[Records contained in a dataset]
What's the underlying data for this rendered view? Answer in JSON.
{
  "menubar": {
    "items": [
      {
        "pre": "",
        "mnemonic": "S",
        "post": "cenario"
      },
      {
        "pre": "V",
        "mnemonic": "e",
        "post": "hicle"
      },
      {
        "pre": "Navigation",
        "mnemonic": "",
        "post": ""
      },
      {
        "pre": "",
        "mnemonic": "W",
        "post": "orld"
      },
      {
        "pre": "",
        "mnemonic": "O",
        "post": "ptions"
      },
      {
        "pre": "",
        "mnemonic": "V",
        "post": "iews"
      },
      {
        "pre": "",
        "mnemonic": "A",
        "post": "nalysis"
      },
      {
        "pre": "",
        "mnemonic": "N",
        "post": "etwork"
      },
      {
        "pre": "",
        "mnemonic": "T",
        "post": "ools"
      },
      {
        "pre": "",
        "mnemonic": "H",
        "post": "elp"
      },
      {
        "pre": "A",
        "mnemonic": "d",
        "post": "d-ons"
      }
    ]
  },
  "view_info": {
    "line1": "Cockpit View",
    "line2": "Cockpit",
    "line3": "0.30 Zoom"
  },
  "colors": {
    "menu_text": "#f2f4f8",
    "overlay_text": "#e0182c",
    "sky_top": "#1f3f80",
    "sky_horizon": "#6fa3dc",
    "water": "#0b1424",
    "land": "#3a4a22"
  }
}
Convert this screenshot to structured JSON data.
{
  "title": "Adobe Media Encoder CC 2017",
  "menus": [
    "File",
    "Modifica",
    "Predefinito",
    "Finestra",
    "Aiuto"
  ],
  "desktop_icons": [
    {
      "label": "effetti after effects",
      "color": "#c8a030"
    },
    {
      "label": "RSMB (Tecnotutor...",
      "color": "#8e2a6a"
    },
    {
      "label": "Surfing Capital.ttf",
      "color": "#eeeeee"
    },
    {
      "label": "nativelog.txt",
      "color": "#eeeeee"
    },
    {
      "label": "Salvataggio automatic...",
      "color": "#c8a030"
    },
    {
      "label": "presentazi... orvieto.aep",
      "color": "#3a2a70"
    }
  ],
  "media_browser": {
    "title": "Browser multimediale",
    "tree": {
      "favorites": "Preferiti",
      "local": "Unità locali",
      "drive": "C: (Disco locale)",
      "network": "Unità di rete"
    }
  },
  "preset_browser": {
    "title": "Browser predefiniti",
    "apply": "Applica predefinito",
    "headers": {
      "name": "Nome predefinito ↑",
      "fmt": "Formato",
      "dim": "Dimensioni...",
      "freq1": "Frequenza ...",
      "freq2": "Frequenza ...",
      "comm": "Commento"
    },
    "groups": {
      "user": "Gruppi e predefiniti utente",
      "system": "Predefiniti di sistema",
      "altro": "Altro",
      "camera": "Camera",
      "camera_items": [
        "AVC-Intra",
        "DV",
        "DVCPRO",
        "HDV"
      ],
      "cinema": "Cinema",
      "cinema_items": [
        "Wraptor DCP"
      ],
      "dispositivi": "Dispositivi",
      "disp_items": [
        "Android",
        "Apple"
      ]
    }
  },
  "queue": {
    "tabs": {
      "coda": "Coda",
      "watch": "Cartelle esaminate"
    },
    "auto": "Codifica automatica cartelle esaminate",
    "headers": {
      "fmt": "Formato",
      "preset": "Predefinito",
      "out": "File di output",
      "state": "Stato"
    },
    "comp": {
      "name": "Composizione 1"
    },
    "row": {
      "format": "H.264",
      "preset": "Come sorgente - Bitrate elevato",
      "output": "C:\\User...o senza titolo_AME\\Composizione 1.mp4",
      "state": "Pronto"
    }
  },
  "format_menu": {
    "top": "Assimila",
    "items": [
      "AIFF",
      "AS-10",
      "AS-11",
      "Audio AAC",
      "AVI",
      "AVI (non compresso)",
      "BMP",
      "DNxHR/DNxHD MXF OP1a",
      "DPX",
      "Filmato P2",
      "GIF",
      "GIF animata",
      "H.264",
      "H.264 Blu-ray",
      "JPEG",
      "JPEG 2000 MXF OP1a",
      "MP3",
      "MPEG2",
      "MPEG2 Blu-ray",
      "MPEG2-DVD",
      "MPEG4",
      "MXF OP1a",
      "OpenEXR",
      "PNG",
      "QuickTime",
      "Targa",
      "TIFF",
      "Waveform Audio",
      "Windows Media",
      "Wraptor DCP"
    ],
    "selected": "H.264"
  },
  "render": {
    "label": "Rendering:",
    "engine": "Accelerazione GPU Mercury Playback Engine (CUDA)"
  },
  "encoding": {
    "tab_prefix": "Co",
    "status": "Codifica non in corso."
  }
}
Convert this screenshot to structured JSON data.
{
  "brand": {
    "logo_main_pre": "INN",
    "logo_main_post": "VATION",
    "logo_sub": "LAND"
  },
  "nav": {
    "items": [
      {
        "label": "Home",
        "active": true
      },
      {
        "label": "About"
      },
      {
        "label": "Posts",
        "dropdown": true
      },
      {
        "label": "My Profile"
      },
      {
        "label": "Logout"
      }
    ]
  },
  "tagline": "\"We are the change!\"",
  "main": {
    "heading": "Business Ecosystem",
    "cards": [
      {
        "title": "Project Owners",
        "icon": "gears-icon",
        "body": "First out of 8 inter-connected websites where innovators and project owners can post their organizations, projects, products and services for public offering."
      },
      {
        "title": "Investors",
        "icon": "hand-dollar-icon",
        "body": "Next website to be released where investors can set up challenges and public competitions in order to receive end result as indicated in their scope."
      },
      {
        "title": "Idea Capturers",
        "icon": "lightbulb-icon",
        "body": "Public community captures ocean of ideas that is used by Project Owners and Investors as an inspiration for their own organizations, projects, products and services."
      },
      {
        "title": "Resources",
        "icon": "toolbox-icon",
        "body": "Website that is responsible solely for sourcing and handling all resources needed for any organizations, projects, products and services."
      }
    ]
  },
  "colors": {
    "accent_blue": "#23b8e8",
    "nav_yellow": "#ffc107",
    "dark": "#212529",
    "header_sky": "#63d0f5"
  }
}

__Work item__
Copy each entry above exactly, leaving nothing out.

__Answer section__
What's the underlying data for this rendered view? Answer in JSON.
{
  "menubar": {
    "items": [
      {
        "pre": "",
        "mnemonic": "S",
        "post": "cenario"
      },
      {
        "pre": "V",
        "mnemonic": "e",
        "post": "hicle"
      },
      {
        "pre": "Navigation",
        "mnemonic": "",
        "post": ""
      },
      {
        "pre": "",
        "mnemonic": "W",
        "post": "orld"
      },
      {
        "pre": "",
        "mnemonic": "O",
        "post": "ptions"
      },
      {
        "pre": "",
        "mnemonic": "V",
        "post": "iews"
      },
      {
        "pre": "",
        "mnemonic": "A",
        "post": "nalysis"
      },
      {
        "pre": "",
        "mnemonic": "N",
        "post": "etwork"
      },
      {
        "pre": "",
        "mnemonic": "T",
        "post": "ools"
      },
      {
        "pre": "",
        "mnemonic": "H",
        "post": "elp"
      },
      {
        "pre": "A",
        "mnemonic": "d",
        "post": "d-ons"
      }
    ]
  },
  "view_info": {
    "line1": "Cockpit View",
    "line2": "Cockpit",
    "line3": "0.30 Zoom"
  },
  "colors": {
    "menu_text": "#f2f4f8",
    "overlay_text": "#e0182c",
    "sky_top": "#1f3f80",
    "sky_horizon": "#6fa3dc",
    "water": "#0b1424",
    "land": "#3a4a22"
  }
}
Convert this screenshot to structured JSON data.
{
  "title": "Adobe Media Encoder CC 2017",
  "menus": [
    "File",
    "Modifica",
    "Predefinito",
    "Finestra",
    "Aiuto"
  ],
  "desktop_icons": [
    {
      "label": "effetti after effects",
      "color": "#c8a030"
    },
    {
      "label": "RSMB (Tecnotutor...",
      "color": "#8e2a6a"
    },
    {
      "label": "Surfing Capital.ttf",
      "color": "#eeeeee"
    },
    {
      "label": "nativelog.txt",
      "color": "#eeeeee"
    },
    {
      "label": "Salvataggio automatic...",
      "color": "#c8a030"
    },
    {
      "label": "presentazi... orvieto.aep",
      "color": "#3a2a70"
    }
  ],
  "media_browser": {
    "title": "Browser multimediale",
    "tree": {
      "favorites": "Preferiti",
      "local": "Unità locali",
      "drive": "C: (Disco locale)",
      "network": "Unità di rete"
    }
  },
  "preset_browser": {
    "title": "Browser predefiniti",
    "apply": "Applica predefinito",
    "headers": {
      "name": "Nome predefinito ↑",
      "fmt": "Formato",
      "dim": "Dimensioni...",
      "freq1": "Frequenza ...",
      "freq2": "Frequenza ...",
      "comm": "Commento"
    },
    "groups": {
      "user": "Gruppi e predefiniti utente",
      "system": "Predefiniti di sistema",
      "altro": "Altro",
      "camera": "Camera",
      "camera_items": [
        "AVC-Intra",
        "DV",
        "DVCPRO",
        "HDV"
      ],
      "cinema": "Cinema",
      "cinema_items": [
        "Wraptor DCP"
      ],
      "dispositivi": "Dispositivi",
      "disp_items": [
        "Android",
        "Apple"
      ]
    }
  },
  "queue": {
    "tabs": {
      "coda": "Coda",
      "watch": "Cartelle esaminate"
    },
    "auto": "Codifica automatica cartelle esaminate",
    "headers": {
      "fmt": "Formato",
      "preset": "Predefinito",
      "out": "File di output",
      "state": "Stato"
    },
    "comp": {
      "name": "Composizione 1"
    },
    "row": {
      "format": "H.264",
      "preset": "Come sorgente - Bitrate elevato",
      "output": "C:\\User...o senza titolo_AME\\Composizione 1.mp4",
      "state": "Pronto"
    }
  },
  "format_menu": {
    "top": "Assimila",
    "items": [
      "AIFF",
      "AS-10",
      "AS-11",
      "Audio AAC",
      "AVI",
      "AVI (non compresso)",
      "BMP",
      "DNxHR/DNxHD MXF OP1a",
      "DPX",
      "Filmato P2",
      "GIF",
      "GIF animata",
      "H.264",
      "H.264 Blu-ray",
      "JPEG",
      "JPEG 2000 MXF OP1a",
      "MP3",
      "MPEG2",
      "MPEG2 Blu-ray",
      "MPEG2-DVD",
      "MPEG4",
      "MXF OP1a",
      "OpenEXR",
      "PNG",
      "QuickTime",
      "Targa",
      "TIFF",
      "Waveform Audio",
      "Windows Media",
      "Wraptor DCP"
    ],
    "selected": "H.264"
  },
  "render": {
    "label": "Rendering:",
    "engine": "Accelerazione GPU Mercury Playback Engine (CUDA)"
  },
  "encoding": {
    "tab_prefix": "Co",
    "status": "Codifica non in corso."
  }
}
Convert this screenshot to structured JSON data.
{
  "brand": {
    "logo_main_pre": "INN",
    "logo_main_post": "VATION",
    "logo_sub": "LAND"
  },
  "nav": {
    "items": [
      {
        "label": "Home",
        "active": true
      },
      {
        "label": "About"
      },
      {
        "label": "Posts",
        "dropdown": true
      },
      {
        "label": "My Profile"
      },
      {
        "label": "Logout"
      }
    ]
  },
  "tagline": "\"We are the change!\"",
  "main": {
    "heading": "Business Ecosystem",
    "cards": [
      {
        "title": "Project Owners",
        "icon": "gears-icon",
        "body": "First out of 8 inter-connected websites where innovators and project owners can post their organizations, projects, products and services for public offering."
      },
      {
        "title": "Investors",
        "icon": "hand-dollar-icon",
        "body": "Next website to be released where investors can set up challenges and public competitions in order to receive end result as indicated in their scope."
      },
      {
        "title": "Idea Capturers",
        "icon": "lightbulb-icon",
        "body": "Public community captures ocean of ideas that is used by Project Owners and Investors as an inspiration for their own organizations, projects, products and services."
      },
      {
        "title": "Resources",
        "icon": "toolbox-icon",
        "body": "Website that is responsible solely for sourcing and handling all resources needed for any organizations, projects, products and services."
      }
    ]
  },
  "colors": {
    "accent_blue": "#23b8e8",
    "nav_yellow": "#ffc107",
    "dark": "#212529",
    "header_sky": "#63d0f5"
  }
}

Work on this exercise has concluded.